Red tape tying up caravans donated for fire victims

ByMarty LedwichJanuary 16, 2020
Red tape tying up caravans donated for fire victims

Volunteer organisation Find A Bed has had its offer to donate caravans as emergency accommodation for those affected by the bushfire crisis blocked because of local government legislation.

If you lose your home in a house fire, you can normally rely on your neighbours for temporary accommodation but when a whole community has been destroyed in a bushfire, your options are limited indeed. In an effort to help out victims of the recent bushfires in NSW, volunteer organisation Find A Bed was set up as a safe and accessible point of contact for those in need of emergency accommodation.
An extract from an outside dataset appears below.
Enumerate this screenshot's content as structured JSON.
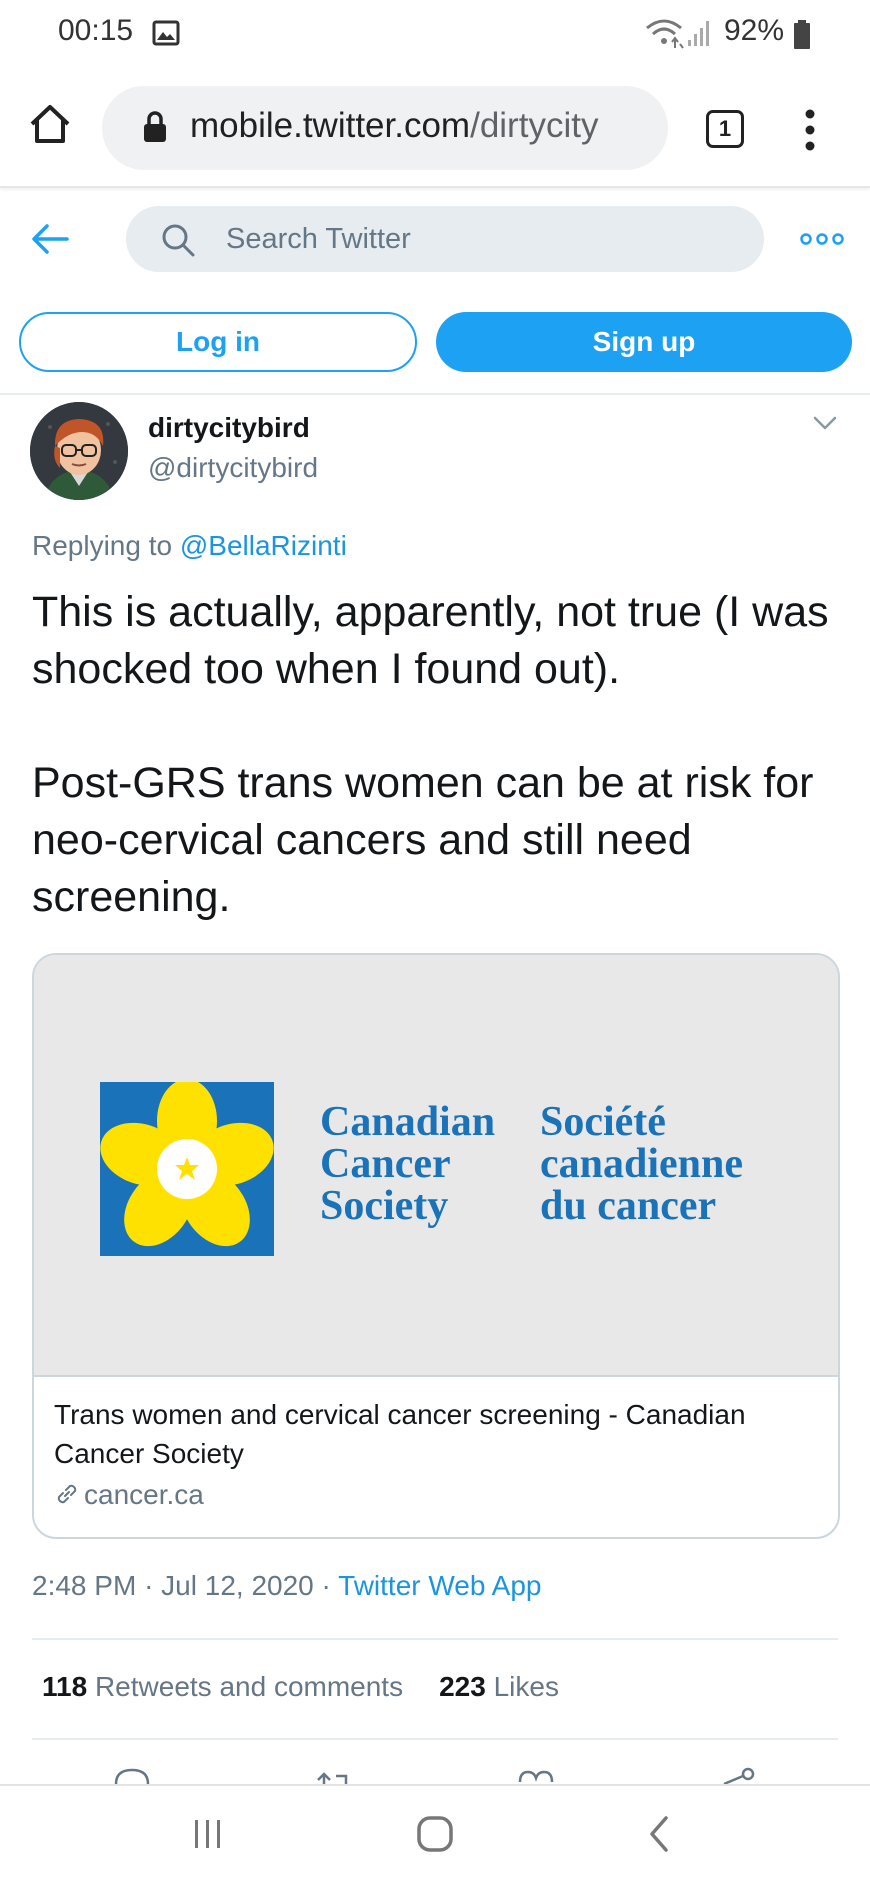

The group gathers requests for accommodation and matches them with the most suitable free temporary or long-term accommodation including caravans donated by people from all over Australia.

Now this service has hit a snag thanks to an obscure regulation that could prohibit people from using caravans as emergency accommodation.

The Regulation at the heart of the issue is the Local Government (Manufactured Home Estates, Caravan Parks, Camping Grounds and Moveable Dwellings) Regulation 2005. Under the Regulation, homeowners are restricted to having just one caravan on their land without prior council approval, “so long as it is used for habitation only by the owner or by members of the owner’s household”.

That’s not all. The regulation also states that people can only use caravans, tents and other RVs for a maximum of two days at a time. They cannot occupy them for more than 60 days in total over a 12-month period without receiving prior approval from the local council.

The organisation’s co-founder Erin Riley said locals in the Batemans Bay area were concerned about the legal restrictions around caravan use. “Some people already own caravans or have access to caravans and just want to live on their land or nearby. In other cases, we have been offered donor caravans that people want to provide but can’t as long as the regulations are the way they are”.

The NSW State Government is currently scrambling to amend the law. A spokesperson for Planning Minister Rob Stokes said, “We are committed to removing any obstacle or red tape that would get in the way of helping bushfire-affected communities to recover.”

In addition to the need for emergency accommodation, Find a Bed is also trying to resolve another major problem. Their website states “Fire-affected communities are in desperate need of generators. We have requests from a number of communities to provide generators. We are seeking to raise money to purchase the generators directly, from local suppliers in or around affected communities where possible.”

“We are starting by raising $10,000 to purchase generators for people in the heavily fire-affected region of Eurobodalla: six for people around Moruya, and three for Katungal Aboriginal medical centre in Bateman’s Bay.”

“We’ll also be happy to facilitate direct donations of new or like-new generators.”

With any luck, there won’t be any more obscure laws or regulations getting in the way of that initiative.

If you can help, please visit Find a Bed on their website or on Facebook.